WHAT YOU HAVE TO DO →
Set down the complete data exactly as it appears below.

ENTRIES SUPPLIED →
┌────────
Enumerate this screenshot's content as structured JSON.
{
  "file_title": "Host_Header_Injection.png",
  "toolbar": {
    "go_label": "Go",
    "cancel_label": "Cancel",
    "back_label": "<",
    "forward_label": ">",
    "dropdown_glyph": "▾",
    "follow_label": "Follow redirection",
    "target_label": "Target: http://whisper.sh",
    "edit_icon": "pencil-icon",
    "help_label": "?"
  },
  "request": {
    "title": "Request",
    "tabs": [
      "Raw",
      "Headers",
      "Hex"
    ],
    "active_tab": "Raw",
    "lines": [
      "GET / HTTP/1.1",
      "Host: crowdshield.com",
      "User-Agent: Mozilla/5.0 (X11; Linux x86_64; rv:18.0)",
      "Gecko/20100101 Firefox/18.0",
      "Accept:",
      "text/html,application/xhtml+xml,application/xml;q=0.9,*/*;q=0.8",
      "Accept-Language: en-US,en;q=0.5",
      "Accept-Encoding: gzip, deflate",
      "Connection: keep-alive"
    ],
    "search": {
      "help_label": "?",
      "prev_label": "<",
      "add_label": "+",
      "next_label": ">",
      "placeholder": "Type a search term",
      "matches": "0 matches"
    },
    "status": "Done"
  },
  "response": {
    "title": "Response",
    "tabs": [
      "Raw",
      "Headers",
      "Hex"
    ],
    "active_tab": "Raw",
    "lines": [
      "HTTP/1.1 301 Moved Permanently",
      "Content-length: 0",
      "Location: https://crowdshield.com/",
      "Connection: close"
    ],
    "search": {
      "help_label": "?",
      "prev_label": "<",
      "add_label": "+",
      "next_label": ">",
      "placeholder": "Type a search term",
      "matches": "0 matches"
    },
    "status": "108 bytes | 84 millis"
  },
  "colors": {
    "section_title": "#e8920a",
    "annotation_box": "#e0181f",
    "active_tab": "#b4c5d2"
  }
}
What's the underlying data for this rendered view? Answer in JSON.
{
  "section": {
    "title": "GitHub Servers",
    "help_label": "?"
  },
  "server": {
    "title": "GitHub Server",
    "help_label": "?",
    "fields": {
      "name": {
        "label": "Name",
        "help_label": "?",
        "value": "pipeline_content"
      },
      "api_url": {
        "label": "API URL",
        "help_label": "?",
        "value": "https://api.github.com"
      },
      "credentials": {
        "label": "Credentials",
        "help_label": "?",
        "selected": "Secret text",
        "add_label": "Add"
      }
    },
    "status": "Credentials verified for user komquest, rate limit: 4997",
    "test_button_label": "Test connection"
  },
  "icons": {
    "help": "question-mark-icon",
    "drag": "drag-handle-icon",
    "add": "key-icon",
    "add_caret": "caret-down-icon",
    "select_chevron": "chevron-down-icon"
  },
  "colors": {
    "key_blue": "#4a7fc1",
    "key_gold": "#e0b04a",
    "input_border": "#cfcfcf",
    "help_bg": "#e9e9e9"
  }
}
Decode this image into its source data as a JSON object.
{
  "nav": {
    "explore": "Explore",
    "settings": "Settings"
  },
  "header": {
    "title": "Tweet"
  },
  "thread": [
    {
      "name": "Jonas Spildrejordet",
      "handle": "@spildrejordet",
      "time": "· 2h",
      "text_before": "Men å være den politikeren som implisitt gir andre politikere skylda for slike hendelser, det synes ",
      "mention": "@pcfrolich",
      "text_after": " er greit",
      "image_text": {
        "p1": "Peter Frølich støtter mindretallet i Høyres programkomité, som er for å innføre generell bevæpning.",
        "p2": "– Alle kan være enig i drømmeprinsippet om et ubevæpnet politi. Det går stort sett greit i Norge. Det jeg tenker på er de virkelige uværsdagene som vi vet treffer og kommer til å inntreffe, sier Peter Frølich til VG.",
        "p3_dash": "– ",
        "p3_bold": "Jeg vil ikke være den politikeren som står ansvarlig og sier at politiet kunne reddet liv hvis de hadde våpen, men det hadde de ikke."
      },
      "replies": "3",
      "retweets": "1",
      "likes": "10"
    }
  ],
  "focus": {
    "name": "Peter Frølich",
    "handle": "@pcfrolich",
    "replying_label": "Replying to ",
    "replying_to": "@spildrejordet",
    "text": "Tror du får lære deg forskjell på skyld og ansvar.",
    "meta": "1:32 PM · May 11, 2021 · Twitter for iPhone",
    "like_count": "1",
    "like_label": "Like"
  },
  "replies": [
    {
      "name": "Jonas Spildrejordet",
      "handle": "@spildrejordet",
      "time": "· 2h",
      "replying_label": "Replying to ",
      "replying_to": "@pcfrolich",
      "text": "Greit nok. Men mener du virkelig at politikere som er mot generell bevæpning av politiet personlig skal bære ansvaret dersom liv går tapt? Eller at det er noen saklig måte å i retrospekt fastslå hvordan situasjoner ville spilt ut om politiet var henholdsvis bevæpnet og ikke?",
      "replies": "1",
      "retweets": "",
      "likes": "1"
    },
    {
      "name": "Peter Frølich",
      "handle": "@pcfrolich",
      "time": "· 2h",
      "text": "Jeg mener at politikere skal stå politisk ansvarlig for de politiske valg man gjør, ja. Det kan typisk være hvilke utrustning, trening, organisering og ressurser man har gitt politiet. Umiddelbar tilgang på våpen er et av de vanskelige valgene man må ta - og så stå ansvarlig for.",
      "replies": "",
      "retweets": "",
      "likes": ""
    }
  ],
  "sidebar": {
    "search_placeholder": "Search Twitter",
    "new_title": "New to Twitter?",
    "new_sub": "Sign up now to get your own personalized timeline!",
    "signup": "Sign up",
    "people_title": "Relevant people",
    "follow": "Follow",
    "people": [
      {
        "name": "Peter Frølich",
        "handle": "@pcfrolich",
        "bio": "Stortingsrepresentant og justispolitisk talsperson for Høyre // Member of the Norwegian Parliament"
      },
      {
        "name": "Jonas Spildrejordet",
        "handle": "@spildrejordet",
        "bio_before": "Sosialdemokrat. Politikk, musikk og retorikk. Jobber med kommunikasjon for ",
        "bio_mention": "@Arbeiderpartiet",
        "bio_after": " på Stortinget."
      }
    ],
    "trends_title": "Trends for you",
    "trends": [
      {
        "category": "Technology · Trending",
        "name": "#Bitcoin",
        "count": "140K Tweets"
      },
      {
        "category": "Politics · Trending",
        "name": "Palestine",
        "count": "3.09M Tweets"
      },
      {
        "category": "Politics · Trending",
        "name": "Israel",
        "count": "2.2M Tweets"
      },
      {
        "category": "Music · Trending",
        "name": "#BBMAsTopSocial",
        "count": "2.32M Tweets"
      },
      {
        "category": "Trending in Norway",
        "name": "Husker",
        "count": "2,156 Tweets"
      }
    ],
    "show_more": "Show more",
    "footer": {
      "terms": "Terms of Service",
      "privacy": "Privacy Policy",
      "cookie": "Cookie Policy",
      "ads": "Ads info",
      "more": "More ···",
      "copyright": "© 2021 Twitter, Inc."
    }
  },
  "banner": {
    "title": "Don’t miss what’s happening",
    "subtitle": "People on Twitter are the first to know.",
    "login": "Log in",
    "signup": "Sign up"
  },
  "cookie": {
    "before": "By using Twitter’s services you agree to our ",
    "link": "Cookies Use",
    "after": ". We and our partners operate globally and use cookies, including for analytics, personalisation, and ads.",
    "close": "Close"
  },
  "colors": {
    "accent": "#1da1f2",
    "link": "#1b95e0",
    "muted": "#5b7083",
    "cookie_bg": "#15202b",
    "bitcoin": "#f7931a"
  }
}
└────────
TASK RESULT →
Enumerate this screenshot's content as structured JSON.
{
  "file_title": "Host_Header_Injection.png",
  "toolbar": {
    "go_label": "Go",
    "cancel_label": "Cancel",
    "back_label": "<",
    "forward_label": ">",
    "dropdown_glyph": "▾",
    "follow_label": "Follow redirection",
    "target_label": "Target: http://whisper.sh",
    "edit_icon": "pencil-icon",
    "help_label": "?"
  },
  "request": {
    "title": "Request",
    "tabs": [
      "Raw",
      "Headers",
      "Hex"
    ],
    "active_tab": "Raw",
    "lines": [
      "GET / HTTP/1.1",
      "Host: crowdshield.com",
      "User-Agent: Mozilla/5.0 (X11; Linux x86_64; rv:18.0)",
      "Gecko/20100101 Firefox/18.0",
      "Accept:",
      "text/html,application/xhtml+xml,application/xml;q=0.9,*/*;q=0.8",
      "Accept-Language: en-US,en;q=0.5",
      "Accept-Encoding: gzip, deflate",
      "Connection: keep-alive"
    ],
    "search": {
      "help_label": "?",
      "prev_label": "<",
      "add_label": "+",
      "next_label": ">",
      "placeholder": "Type a search term",
      "matches": "0 matches"
    },
    "status": "Done"
  },
  "response": {
    "title": "Response",
    "tabs": [
      "Raw",
      "Headers",
      "Hex"
    ],
    "active_tab": "Raw",
    "lines": [
      "HTTP/1.1 301 Moved Permanently",
      "Content-length: 0",
      "Location: https://crowdshield.com/",
      "Connection: close"
    ],
    "search": {
      "help_label": "?",
      "prev_label": "<",
      "add_label": "+",
      "next_label": ">",
      "placeholder": "Type a search term",
      "matches": "0 matches"
    },
    "status": "108 bytes | 84 millis"
  },
  "colors": {
    "section_title": "#e8920a",
    "annotation_box": "#e0181f",
    "active_tab": "#b4c5d2"
  }
}
What's the underlying data for this rendered view? Answer in JSON.
{
  "section": {
    "title": "GitHub Servers",
    "help_label": "?"
  },
  "server": {
    "title": "GitHub Server",
    "help_label": "?",
    "fields": {
      "name": {
        "label": "Name",
        "help_label": "?",
        "value": "pipeline_content"
      },
      "api_url": {
        "label": "API URL",
        "help_label": "?",
        "value": "https://api.github.com"
      },
      "credentials": {
        "label": "Credentials",
        "help_label": "?",
        "selected": "Secret text",
        "add_label": "Add"
      }
    },
    "status": "Credentials verified for user komquest, rate limit: 4997",
    "test_button_label": "Test connection"
  },
  "icons": {
    "help": "question-mark-icon",
    "drag": "drag-handle-icon",
    "add": "key-icon",
    "add_caret": "caret-down-icon",
    "select_chevron": "chevron-down-icon"
  },
  "colors": {
    "key_blue": "#4a7fc1",
    "key_gold": "#e0b04a",
    "input_border": "#cfcfcf",
    "help_bg": "#e9e9e9"
  }
}
Decode this image into its source data as a JSON object.
{
  "nav": {
    "explore": "Explore",
    "settings": "Settings"
  },
  "header": {
    "title": "Tweet"
  },
  "thread": [
    {
      "name": "Jonas Spildrejordet",
      "handle": "@spildrejordet",
      "time": "· 2h",
      "text_before": "Men å være den politikeren som implisitt gir andre politikere skylda for slike hendelser, det synes ",
      "mention": "@pcfrolich",
      "text_after": " er greit",
      "image_text": {
        "p1": "Peter Frølich støtter mindretallet i Høyres programkomité, som er for å innføre generell bevæpning.",
        "p2": "– Alle kan være enig i drømmeprinsippet om et ubevæpnet politi. Det går stort sett greit i Norge. Det jeg tenker på er de virkelige uværsdagene som vi vet treffer og kommer til å inntreffe, sier Peter Frølich til VG.",
        "p3_dash": "– ",
        "p3_bold": "Jeg vil ikke være den politikeren som står ansvarlig og sier at politiet kunne reddet liv hvis de hadde våpen, men det hadde de ikke."
      },
      "replies": "3",
      "retweets": "1",
      "likes": "10"
    }
  ],
  "focus": {
    "name": "Peter Frølich",
    "handle": "@pcfrolich",
    "replying_label": "Replying to ",
    "replying_to": "@spildrejordet",
    "text": "Tror du får lære deg forskjell på skyld og ansvar.",
    "meta": "1:32 PM · May 11, 2021 · Twitter for iPhone",
    "like_count": "1",
    "like_label": "Like"
  },
  "replies": [
    {
      "name": "Jonas Spildrejordet",
      "handle": "@spildrejordet",
      "time": "· 2h",
      "replying_label": "Replying to ",
      "replying_to": "@pcfrolich",
      "text": "Greit nok. Men mener du virkelig at politikere som er mot generell bevæpning av politiet personlig skal bære ansvaret dersom liv går tapt? Eller at det er noen saklig måte å i retrospekt fastslå hvordan situasjoner ville spilt ut om politiet var henholdsvis bevæpnet og ikke?",
      "replies": "1",
      "retweets": "",
      "likes": "1"
    },
    {
      "name": "Peter Frølich",
      "handle": "@pcfrolich",
      "time": "· 2h",
      "text": "Jeg mener at politikere skal stå politisk ansvarlig for de politiske valg man gjør, ja. Det kan typisk være hvilke utrustning, trening, organisering og ressurser man har gitt politiet. Umiddelbar tilgang på våpen er et av de vanskelige valgene man må ta - og så stå ansvarlig for.",
      "replies": "",
      "retweets": "",
      "likes": ""
    }
  ],
  "sidebar": {
    "search_placeholder": "Search Twitter",
    "new_title": "New to Twitter?",
    "new_sub": "Sign up now to get your own personalized timeline!",
    "signup": "Sign up",
    "people_title": "Relevant people",
    "follow": "Follow",
    "people": [
      {
        "name": "Peter Frølich",
        "handle": "@pcfrolich",
        "bio": "Stortingsrepresentant og justispolitisk talsperson for Høyre // Member of the Norwegian Parliament"
      },
      {
        "name": "Jonas Spildrejordet",
        "handle": "@spildrejordet",
        "bio_before": "Sosialdemokrat. Politikk, musikk og retorikk. Jobber med kommunikasjon for ",
        "bio_mention": "@Arbeiderpartiet",
        "bio_after": " på Stortinget."
      }
    ],
    "trends_title": "Trends for you",
    "trends": [
      {
        "category": "Technology · Trending",
        "name": "#Bitcoin",
        "count": "140K Tweets"
      },
      {
        "category": "Politics · Trending",
        "name": "Palestine",
        "count": "3.09M Tweets"
      },
      {
        "category": "Politics · Trending",
        "name": "Israel",
        "count": "2.2M Tweets"
      },
      {
        "category": "Music · Trending",
        "name": "#BBMAsTopSocial",
        "count": "2.32M Tweets"
      },
      {
        "category": "Trending in Norway",
        "name": "Husker",
        "count": "2,156 Tweets"
      }
    ],
    "show_more": "Show more",
    "footer": {
      "terms": "Terms of Service",
      "privacy": "Privacy Policy",
      "cookie": "Cookie Policy",
      "ads": "Ads info",
      "more": "More ···",
      "copyright": "© 2021 Twitter, Inc."
    }
  },
  "banner": {
    "title": "Don’t miss what’s happening",
    "subtitle": "People on Twitter are the first to know.",
    "login": "Log in",
    "signup": "Sign up"
  },
  "cookie": {
    "before": "By using Twitter’s services you agree to our ",
    "link": "Cookies Use",
    "after": ". We and our partners operate globally and use cookies, including for analytics, personalisation, and ads.",
    "close": "Close"
  },
  "colors": {
    "accent": "#1da1f2",
    "link": "#1b95e0",
    "muted": "#5b7083",
    "cookie_bg": "#15202b",
    "bitcoin": "#f7931a"
  }
}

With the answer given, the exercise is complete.